### Problem description
Search the data for "what" and copy every matching line.

─── Extracted data ───

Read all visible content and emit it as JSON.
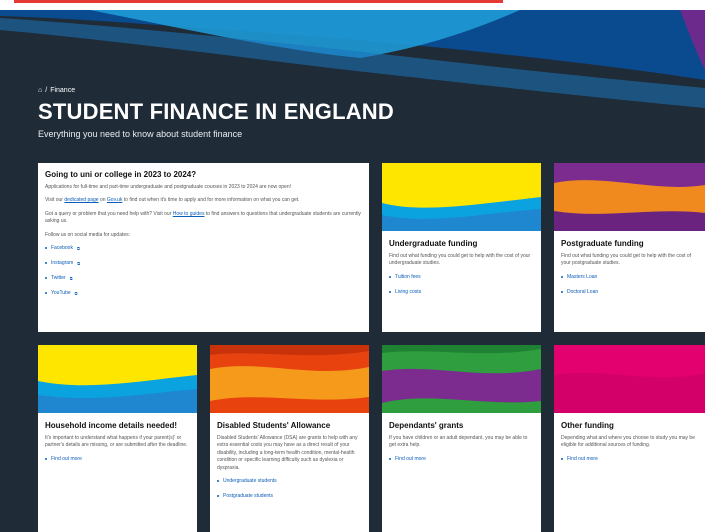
{
  "breadcrumb": {
    "home_icon": "home-icon",
    "current": "Finance"
  },
  "page": {
    "title": "STUDENT FINANCE IN ENGLAND",
    "subtitle": "Everything you need to know about student finance"
  },
  "colors": {
    "accent_link": "#0b5db8",
    "hero_bg": "#1f2b36",
    "hero_blue": "#0a4a8f",
    "hero_cyan": "#1e9ad6",
    "hero_purple": "#6b2a8c"
  },
  "intro_card": {
    "title": "Going to uni or college in 2023 to 2024?",
    "p1": "Applications for full-time and part-time undergraduate and postgraduate courses in 2023 to 2024 are now open!",
    "p2_pre": "Visit our ",
    "p2_link1": "dedicated page",
    "p2_mid": " on ",
    "p2_link2": "Gov.uk",
    "p2_post": " to find out when it's time to apply and for more information on what you can get.",
    "p3_pre": "Got a query or problem that you need help with? Visit our ",
    "p3_link": "How to guides",
    "p3_post": " to find answers to questions that undergraduate students are currently asking us.",
    "p4": "Follow us on social media for updates:",
    "links": [
      "Facebook",
      "Instagram",
      "Twitter",
      "YouTube"
    ]
  },
  "cards": {
    "undergrad": {
      "title": "Undergraduate funding",
      "text": "Find out what funding you could get to help with the cost of your undergraduate studies.",
      "links": [
        "Tuition fees",
        "Living costs"
      ]
    },
    "postgrad": {
      "title": "Postgraduate funding",
      "text": "Find out what funding you could get to help with the cost of your postgraduate studies.",
      "links": [
        "Masters Loan",
        "Doctoral Loan"
      ]
    },
    "household": {
      "title": "Household income details needed!",
      "text": "It's important to understand what happens if your parent(s)' or partner's details are missing, or are submitted after the deadline.",
      "links": [
        "Find out more"
      ]
    },
    "dsa": {
      "title": "Disabled Students' Allowance",
      "text": "Disabled Students' Allowance (DSA) are grants to help with any extra essential costs you may have as a direct result of your disability, including a long-term health condition, mental-health condition or specific learning difficulty such as dyslexia or dyspraxia.",
      "links": [
        "Undergraduate students",
        "Postgraduate students"
      ]
    },
    "dependants": {
      "title": "Dependants' grants",
      "text": "If you have children or an adult dependant, you may be able to get extra help.",
      "links": [
        "Find out more"
      ]
    },
    "other": {
      "title": "Other funding",
      "text": "Depending what and where you choose to study you may be eligible for additional sources of funding.",
      "links": [
        "Find out more"
      ]
    }
  }
}
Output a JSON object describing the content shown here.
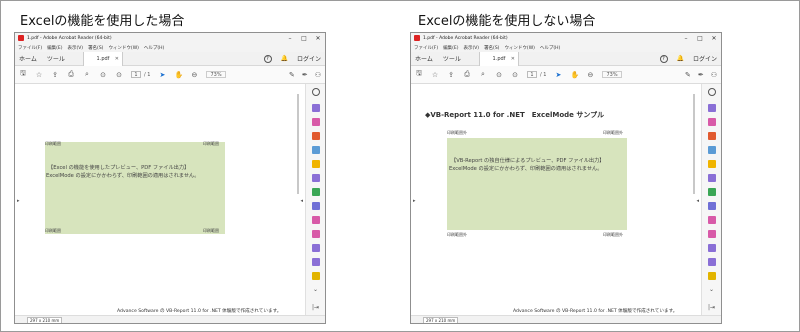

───

### Answer box
    "p2_post": " to find out when it's time to apply and for more information on what you can get.",
      "text": "Find out what funding you could get to help with the cost of your undergraduate studies.",
      "text": "Find out what funding you could get to help with the cost of your postgraduate studies.",
      "text": "It's important to understand what happens if your parent(s)' or partner's details are missing, or are submitted after the deadline.",
      "text": "Depending what and where you choose to study you may be eligible for additional sources of funding.",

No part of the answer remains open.